"Stayin' Alive" by the Bee Gees was just one of the hit songs from the classic disco film "Saturday Night Fever" starring John Travolta. Yesterday marked a big birthday for the movie, reason enough for Michelle Miller to be stepping out in the neighborhood it made famous:
Even on a cold December day in the Bensonhurst section of Brooklyn, New York, you'll see a lot of people on the sidewalk. But for many movie-goers, there's one strut along this street that definitely stands out:
The shoes, the swagger, the Bee Gees' soundtrack … all part of the unforgettable opening scene of "Saturday Night Fever," which captured the 1970s disco-era like no other film, premiering 40 years ago this weekend.
At its center: John Travolta's superstar performance as Tony Manero, the tough-but-tender young Italian-American working at a hardware store during by day, dancing and dreaming of a better life by night.
Some parts of Tony Manero's old neighborhood has remained the same, as Miller discovered, walking with NYU professor Dana Polan. For his students, "Saturday Night Fever" is required viewing.
"It's very much a working class movie, about both the possibilities of the community, but also the need to get out," Polan said. "Tony very much feels the entrapment of living in that world and wants to go elsewhere."
For Tony, the disco floor was the escape.
Does it resonate today? Yes, said Polan: "It's beautifully shot. It's beautifully edited. And Travolta is absolutely charismatic. I mean, he is just phenomenal."

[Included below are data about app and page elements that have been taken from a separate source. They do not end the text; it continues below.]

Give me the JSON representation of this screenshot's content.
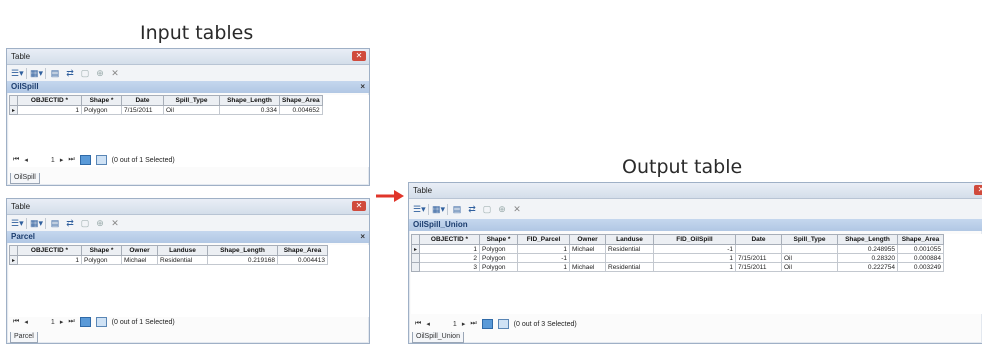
{
  "headings": {
    "input": "Input tables",
    "output": "Output table"
  },
  "icons": {
    "table_options": "table-options-icon",
    "related": "related-tables-icon",
    "select_by_attr": "select-by-attributes-icon",
    "switch_sel": "switch-selection-icon",
    "clear_sel": "clear-selection-icon",
    "zoom_sel": "zoom-to-selected-icon",
    "delete": "delete-selected-icon"
  },
  "colors": {
    "arrow": "#e0352a",
    "close": "#d04a3c",
    "layer_bar": "#b9cde7"
  },
  "windows": [
    {
      "title": "Table",
      "layer": "OilSpill",
      "columns": [
        "OBJECTID *",
        "Shape *",
        "Date",
        "Spill_Type",
        "Shape_Length",
        "Shape_Area"
      ],
      "rows": [
        [
          "1",
          "Polygon",
          "7/15/2011",
          "Oil",
          "0.334",
          "0.004652"
        ]
      ],
      "nav_record": "1",
      "status": "(0 out of 1 Selected)",
      "tab": "OilSpill"
    },
    {
      "title": "Table",
      "layer": "Parcel",
      "columns": [
        "OBJECTID *",
        "Shape *",
        "Owner",
        "Landuse",
        "Shape_Length",
        "Shape_Area"
      ],
      "rows": [
        [
          "1",
          "Polygon",
          "Michael",
          "Residential",
          "0.219168",
          "0.004413"
        ]
      ],
      "nav_record": "1",
      "status": "(0 out of 1 Selected)",
      "tab": "Parcel"
    },
    {
      "title": "Table",
      "layer": "OilSpill_Union",
      "columns": [
        "OBJECTID *",
        "Shape *",
        "FID_Parcel",
        "Owner",
        "Landuse",
        "FID_OilSpill",
        "Date",
        "Spill_Type",
        "Shape_Length",
        "Shape_Area"
      ],
      "rows": [
        [
          "1",
          "Polygon",
          "1",
          "Michael",
          "Residential",
          "-1",
          "",
          "",
          "0.248955",
          "0.001055"
        ],
        [
          "2",
          "Polygon",
          "-1",
          "",
          "",
          "1",
          "7/15/2011",
          "Oil",
          "0.28320",
          "0.000884"
        ],
        [
          "3",
          "Polygon",
          "1",
          "Michael",
          "Residential",
          "1",
          "7/15/2011",
          "Oil",
          "0.222754",
          "0.003249"
        ]
      ],
      "nav_record": "1",
      "status": "(0 out of 3 Selected)",
      "tab": "OilSpill_Union"
    }
  ]
}
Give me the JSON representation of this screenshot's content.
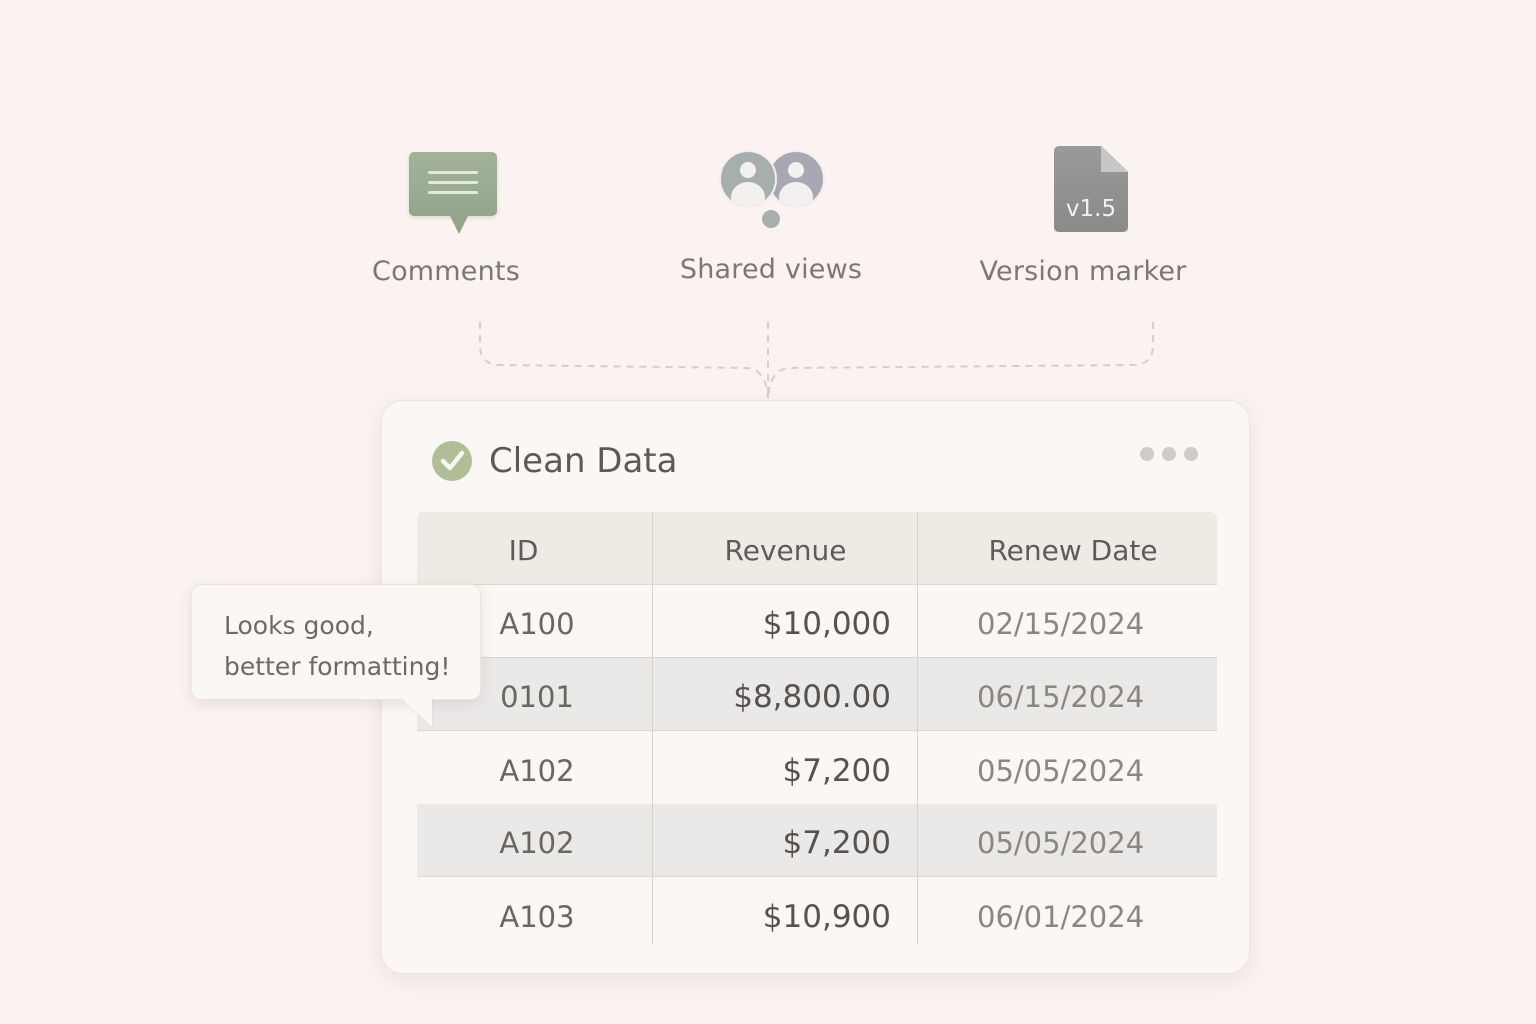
{
  "features": {
    "comments": {
      "label": "Comments",
      "icon": "comment-bubble-icon",
      "color": "#9aac90"
    },
    "shared": {
      "label": "Shared views",
      "icon": "users-icon",
      "color": "#a7adab"
    },
    "version": {
      "label": "Version marker",
      "icon": "file-version-icon",
      "version_text": "v1.5",
      "color": "#939392"
    }
  },
  "card": {
    "title": "Clean Data",
    "status_icon": "check-circle-icon",
    "status_color": "#afbe97",
    "menu_icon": "more-dots-icon",
    "columns": [
      "ID",
      "Revenue",
      "Renew Date"
    ],
    "rows": [
      {
        "id": "A100",
        "revenue": "$10,000",
        "renew_date": "02/15/2024"
      },
      {
        "id": "0101",
        "revenue": "$8,800.00",
        "renew_date": "06/15/2024"
      },
      {
        "id": "A102",
        "revenue": "$7,200",
        "renew_date": "05/05/2024"
      },
      {
        "id": "A102",
        "revenue": "$7,200",
        "renew_date": "05/05/2024"
      },
      {
        "id": "A103",
        "revenue": "$10,900",
        "renew_date": "06/01/2024"
      }
    ]
  },
  "tooltip": {
    "line1": "Looks good,",
    "line2": "better formatting!"
  }
}
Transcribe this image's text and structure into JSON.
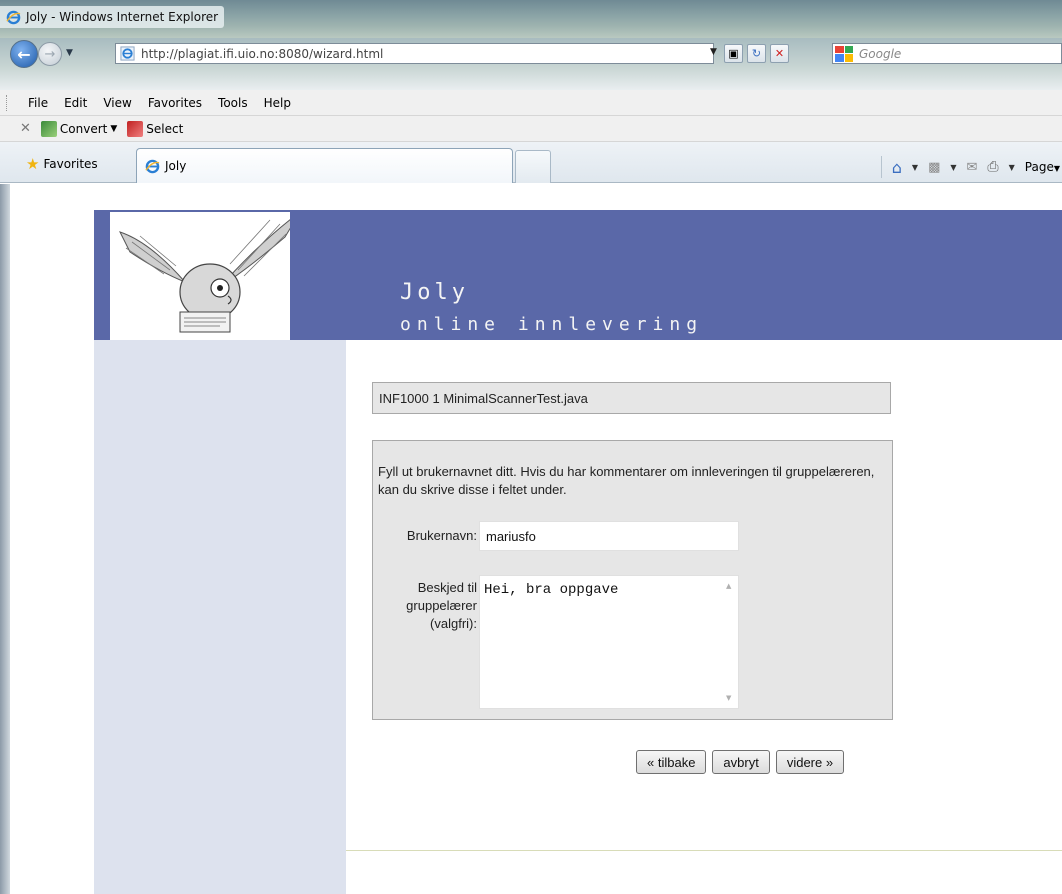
{
  "window": {
    "title": "Joly - Windows Internet Explorer"
  },
  "address_bar": {
    "url": "http://plagiat.ifi.uio.no:8080/wizard.html",
    "search_placeholder": "Google"
  },
  "menu": {
    "items": [
      "File",
      "Edit",
      "View",
      "Favorites",
      "Tools",
      "Help"
    ]
  },
  "convert_toolbar": {
    "convert_label": "Convert",
    "select_label": "Select"
  },
  "favorites_bar": {
    "favorites_label": "Favorites",
    "tab_title": "Joly",
    "page_menu": "Page"
  },
  "page": {
    "app_title": "Joly",
    "app_subtitle": "online innlevering",
    "file_info": "INF1000 1 MinimalScannerTest.java",
    "instructions": "Fyll ut brukernavnet ditt. Hvis du har kommentarer om innleveringen til gruppelæreren, kan du skrive disse i feltet under.",
    "username_label": "Brukernavn:",
    "username_value": "mariusfo",
    "message_label_1": "Beskjed til",
    "message_label_2": "gruppelærer",
    "message_label_3": "(valgfri):",
    "message_value": "Hei, bra oppgave",
    "buttons": {
      "back": "« tilbake",
      "cancel": "avbryt",
      "next": "videre »"
    }
  }
}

A big part of the movie's story and success is its style, especially the clothes.
The filmmakers wanted Tony Manero to stand out, "and in deed he does," said costume designer Patrizia von Brandenstein. While she won an Academy Award for her work for 1984's "Amadeus," it was "Saturday Night Fever" that helped launch her career.
Much of the clothing was polyester; Brandenstein chose it for a few reasons: "It was the fabric of the day, and it was the affordable dress-up fabric," she said. "Shirts were very commonly made of that in brilliant colors. The pants, you certainly stand out in a pair of salmon-colored pants, don't you?"

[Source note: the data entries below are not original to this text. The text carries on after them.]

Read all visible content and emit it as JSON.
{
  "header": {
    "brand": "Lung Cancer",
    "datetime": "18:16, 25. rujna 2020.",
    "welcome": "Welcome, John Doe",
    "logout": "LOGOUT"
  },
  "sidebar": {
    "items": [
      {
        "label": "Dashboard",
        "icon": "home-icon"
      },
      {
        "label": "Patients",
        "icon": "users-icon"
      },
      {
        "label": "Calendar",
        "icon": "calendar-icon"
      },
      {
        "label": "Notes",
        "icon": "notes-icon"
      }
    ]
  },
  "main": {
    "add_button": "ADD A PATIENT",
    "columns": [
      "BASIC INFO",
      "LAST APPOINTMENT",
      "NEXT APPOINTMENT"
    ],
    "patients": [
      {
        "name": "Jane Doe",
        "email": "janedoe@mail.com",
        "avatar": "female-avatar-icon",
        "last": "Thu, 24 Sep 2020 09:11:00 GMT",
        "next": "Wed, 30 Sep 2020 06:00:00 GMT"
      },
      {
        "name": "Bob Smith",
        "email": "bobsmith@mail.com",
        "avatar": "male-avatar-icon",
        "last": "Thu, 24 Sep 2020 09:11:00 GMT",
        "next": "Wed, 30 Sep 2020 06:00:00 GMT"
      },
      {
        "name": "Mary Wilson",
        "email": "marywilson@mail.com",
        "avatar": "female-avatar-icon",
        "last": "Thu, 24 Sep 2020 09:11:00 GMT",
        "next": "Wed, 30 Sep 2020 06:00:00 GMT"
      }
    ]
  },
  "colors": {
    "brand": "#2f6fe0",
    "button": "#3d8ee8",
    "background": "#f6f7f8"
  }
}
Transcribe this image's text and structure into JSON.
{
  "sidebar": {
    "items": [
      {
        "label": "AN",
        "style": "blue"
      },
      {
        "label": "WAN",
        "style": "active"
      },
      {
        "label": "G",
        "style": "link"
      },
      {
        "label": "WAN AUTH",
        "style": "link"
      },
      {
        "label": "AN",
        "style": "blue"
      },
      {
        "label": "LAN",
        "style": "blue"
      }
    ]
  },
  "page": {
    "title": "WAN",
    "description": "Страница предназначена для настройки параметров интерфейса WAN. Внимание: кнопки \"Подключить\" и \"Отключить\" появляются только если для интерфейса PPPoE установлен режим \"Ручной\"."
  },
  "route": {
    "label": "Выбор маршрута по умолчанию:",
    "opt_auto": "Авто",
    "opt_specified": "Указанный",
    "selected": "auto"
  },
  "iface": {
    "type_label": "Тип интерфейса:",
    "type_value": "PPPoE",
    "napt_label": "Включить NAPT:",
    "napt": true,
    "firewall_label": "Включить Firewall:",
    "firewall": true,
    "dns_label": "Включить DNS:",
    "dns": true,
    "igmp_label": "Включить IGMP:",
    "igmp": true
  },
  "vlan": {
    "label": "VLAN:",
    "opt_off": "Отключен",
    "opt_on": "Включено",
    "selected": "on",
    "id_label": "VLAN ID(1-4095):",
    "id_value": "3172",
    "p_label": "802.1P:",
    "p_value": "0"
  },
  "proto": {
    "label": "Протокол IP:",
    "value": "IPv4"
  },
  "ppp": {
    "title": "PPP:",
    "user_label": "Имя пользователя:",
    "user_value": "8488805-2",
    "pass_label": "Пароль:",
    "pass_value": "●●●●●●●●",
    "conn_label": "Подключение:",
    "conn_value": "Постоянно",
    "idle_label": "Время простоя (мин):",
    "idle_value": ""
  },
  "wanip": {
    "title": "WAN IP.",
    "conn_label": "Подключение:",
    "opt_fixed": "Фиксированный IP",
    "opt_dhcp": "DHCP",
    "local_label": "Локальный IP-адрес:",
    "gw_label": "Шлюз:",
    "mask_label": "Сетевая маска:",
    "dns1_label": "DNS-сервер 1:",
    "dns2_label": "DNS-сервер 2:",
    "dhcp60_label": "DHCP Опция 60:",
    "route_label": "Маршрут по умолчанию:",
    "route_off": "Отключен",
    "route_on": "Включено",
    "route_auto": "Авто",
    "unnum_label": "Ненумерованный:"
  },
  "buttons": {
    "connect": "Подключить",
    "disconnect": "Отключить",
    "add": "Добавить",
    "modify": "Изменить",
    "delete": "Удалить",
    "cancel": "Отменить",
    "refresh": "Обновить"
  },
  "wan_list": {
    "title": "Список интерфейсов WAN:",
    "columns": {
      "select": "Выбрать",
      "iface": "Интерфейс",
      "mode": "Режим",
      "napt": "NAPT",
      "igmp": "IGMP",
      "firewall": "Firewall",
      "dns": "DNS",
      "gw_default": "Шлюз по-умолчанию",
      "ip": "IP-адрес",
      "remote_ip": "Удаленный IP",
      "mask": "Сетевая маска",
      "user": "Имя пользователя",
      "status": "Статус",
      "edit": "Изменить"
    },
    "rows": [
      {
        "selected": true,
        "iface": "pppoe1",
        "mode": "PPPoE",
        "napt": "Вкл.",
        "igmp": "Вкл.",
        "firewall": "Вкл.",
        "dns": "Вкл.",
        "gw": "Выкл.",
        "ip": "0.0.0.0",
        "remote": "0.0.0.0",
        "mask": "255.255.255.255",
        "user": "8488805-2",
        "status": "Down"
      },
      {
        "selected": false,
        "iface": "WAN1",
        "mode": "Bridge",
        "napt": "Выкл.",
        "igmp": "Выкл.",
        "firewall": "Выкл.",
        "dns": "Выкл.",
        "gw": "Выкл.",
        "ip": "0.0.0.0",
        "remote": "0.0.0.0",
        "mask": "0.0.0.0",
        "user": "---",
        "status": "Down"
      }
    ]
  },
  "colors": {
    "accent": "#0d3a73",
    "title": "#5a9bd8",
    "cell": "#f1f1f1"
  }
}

Her most memorable touch: coming up with the concept for Travolta's iconic suit.
She showed Miller a preliminary sketch: "I knew it should be white, because heroes wear white!"

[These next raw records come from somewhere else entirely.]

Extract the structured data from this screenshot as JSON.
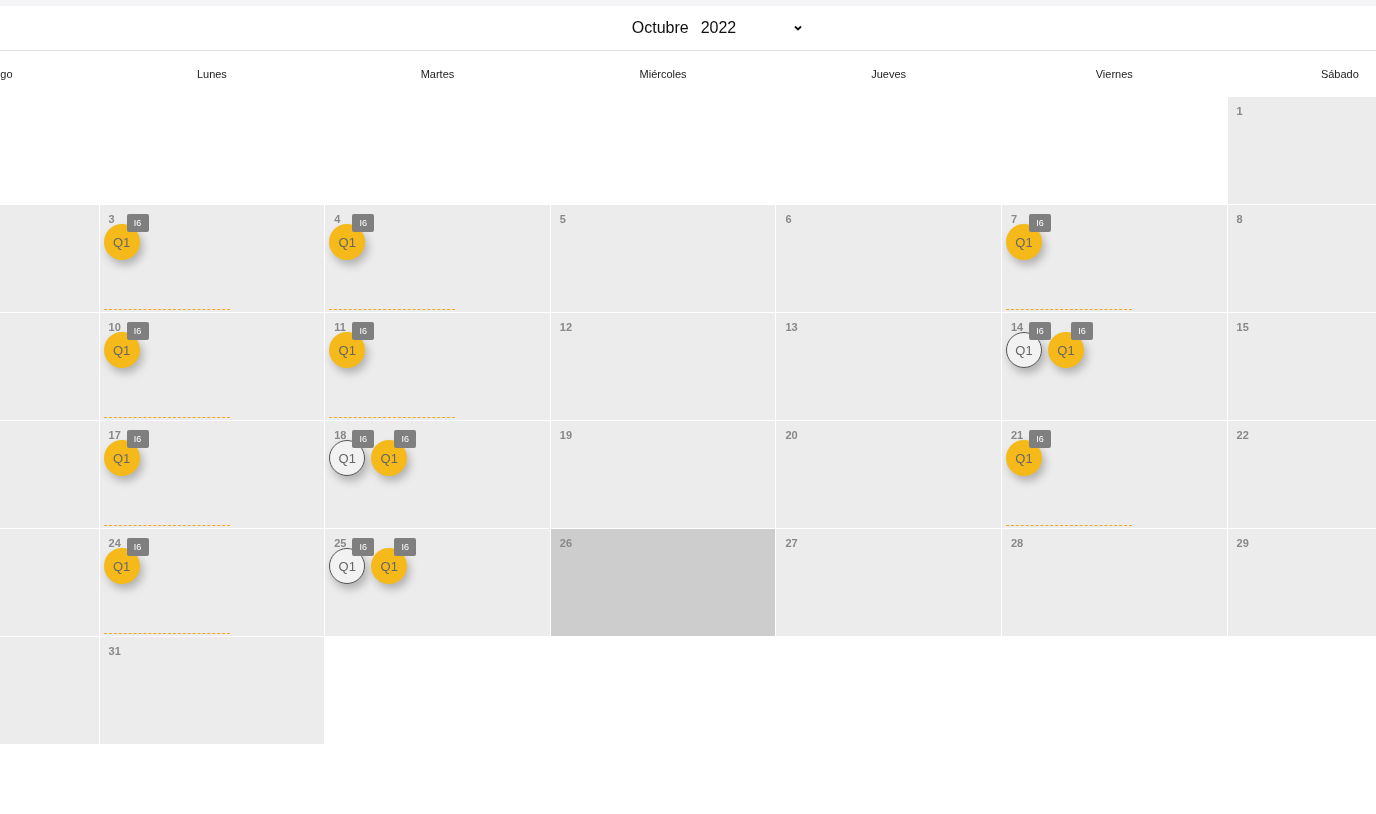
{
  "header": {
    "month": "Octubre",
    "year": "2022"
  },
  "weekdays": [
    "go",
    "Lunes",
    "Martes",
    "Miércoles",
    "Jueves",
    "Viernes",
    "Sábado"
  ],
  "weeks": [
    [
      {
        "kind": "empty"
      },
      {
        "kind": "empty"
      },
      {
        "kind": "empty"
      },
      {
        "kind": "empty"
      },
      {
        "kind": "empty"
      },
      {
        "kind": "empty"
      },
      {
        "kind": "day",
        "day": "1",
        "today": false,
        "underline": false
      }
    ],
    [
      {
        "kind": "day"
      },
      {
        "kind": "day",
        "day": "3",
        "today": false,
        "underline": true,
        "events": [
          {
            "label": "Q1",
            "tag": "I6",
            "filled": true
          }
        ]
      },
      {
        "kind": "day",
        "day": "4",
        "today": false,
        "underline": true,
        "events": [
          {
            "label": "Q1",
            "tag": "I6",
            "filled": true
          }
        ]
      },
      {
        "kind": "day",
        "day": "5",
        "today": false,
        "underline": false
      },
      {
        "kind": "day",
        "day": "6",
        "today": false,
        "underline": false
      },
      {
        "kind": "day",
        "day": "7",
        "today": false,
        "underline": true,
        "events": [
          {
            "label": "Q1",
            "tag": "I6",
            "filled": true
          }
        ]
      },
      {
        "kind": "day",
        "day": "8",
        "today": false,
        "underline": false
      }
    ],
    [
      {
        "kind": "day"
      },
      {
        "kind": "day",
        "day": "10",
        "today": false,
        "underline": true,
        "events": [
          {
            "label": "Q1",
            "tag": "I6",
            "filled": true
          }
        ]
      },
      {
        "kind": "day",
        "day": "11",
        "today": false,
        "underline": true,
        "events": [
          {
            "label": "Q1",
            "tag": "I6",
            "filled": true
          }
        ]
      },
      {
        "kind": "day",
        "day": "12",
        "today": false,
        "underline": false
      },
      {
        "kind": "day",
        "day": "13",
        "today": false,
        "underline": false
      },
      {
        "kind": "day",
        "day": "14",
        "today": false,
        "underline": false,
        "events": [
          {
            "label": "Q1",
            "tag": "I6",
            "filled": false
          },
          {
            "label": "Q1",
            "tag": "I6",
            "filled": true
          }
        ]
      },
      {
        "kind": "day",
        "day": "15",
        "today": false,
        "underline": false
      }
    ],
    [
      {
        "kind": "day"
      },
      {
        "kind": "day",
        "day": "17",
        "today": false,
        "underline": true,
        "events": [
          {
            "label": "Q1",
            "tag": "I6",
            "filled": true
          }
        ]
      },
      {
        "kind": "day",
        "day": "18",
        "today": false,
        "underline": false,
        "events": [
          {
            "label": "Q1",
            "tag": "I6",
            "filled": false
          },
          {
            "label": "Q1",
            "tag": "I6",
            "filled": true
          }
        ]
      },
      {
        "kind": "day",
        "day": "19",
        "today": false,
        "underline": false
      },
      {
        "kind": "day",
        "day": "20",
        "today": false,
        "underline": false
      },
      {
        "kind": "day",
        "day": "21",
        "today": false,
        "underline": true,
        "events": [
          {
            "label": "Q1",
            "tag": "I6",
            "filled": true
          }
        ]
      },
      {
        "kind": "day",
        "day": "22",
        "today": false,
        "underline": false
      }
    ],
    [
      {
        "kind": "day"
      },
      {
        "kind": "day",
        "day": "24",
        "today": false,
        "underline": true,
        "events": [
          {
            "label": "Q1",
            "tag": "I6",
            "filled": true
          }
        ]
      },
      {
        "kind": "day",
        "day": "25",
        "today": false,
        "underline": false,
        "events": [
          {
            "label": "Q1",
            "tag": "I6",
            "filled": false
          },
          {
            "label": "Q1",
            "tag": "I6",
            "filled": true
          }
        ]
      },
      {
        "kind": "day",
        "day": "26",
        "today": true,
        "underline": false
      },
      {
        "kind": "day",
        "day": "27",
        "today": false,
        "underline": false
      },
      {
        "kind": "day",
        "day": "28",
        "today": false,
        "underline": false
      },
      {
        "kind": "day",
        "day": "29",
        "today": false,
        "underline": false
      }
    ],
    [
      {
        "kind": "day"
      },
      {
        "kind": "day",
        "day": "31",
        "today": false,
        "underline": false
      },
      {
        "kind": "empty"
      },
      {
        "kind": "empty"
      },
      {
        "kind": "empty"
      },
      {
        "kind": "empty"
      },
      {
        "kind": "empty"
      }
    ]
  ]
}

For most people, it will always be about the dancing.
Denise Rusinak, whose father owned the disco used in the film, was then a 17-year-old extra: "I'm standing right in back of John Travolta -- my brother, Charles, and I are right in back of him. We're up on the stage kind of grooving along and enjoying his solo."
To watch John Travolta dance to "You Should Be Dancing" in "Saturday Night Fever," click on the video player below:
Today, she owns Brooklyn Dance Center, where she takes all kinds of customers (including Miller).
You should be dancing, yeah!
Whether dance steps or behind-the-scene stories, forty years later, we're still learning some new things about "Saturday Night Fever."
For more info:
- "Saturday Night Fever: Director's Cut" on DVD and Blu-Ray (Amazon) and via streaming (iTunes)
- Brooklyn Dance Centers
- Dana Polan, Tisch School of the Arts, New York University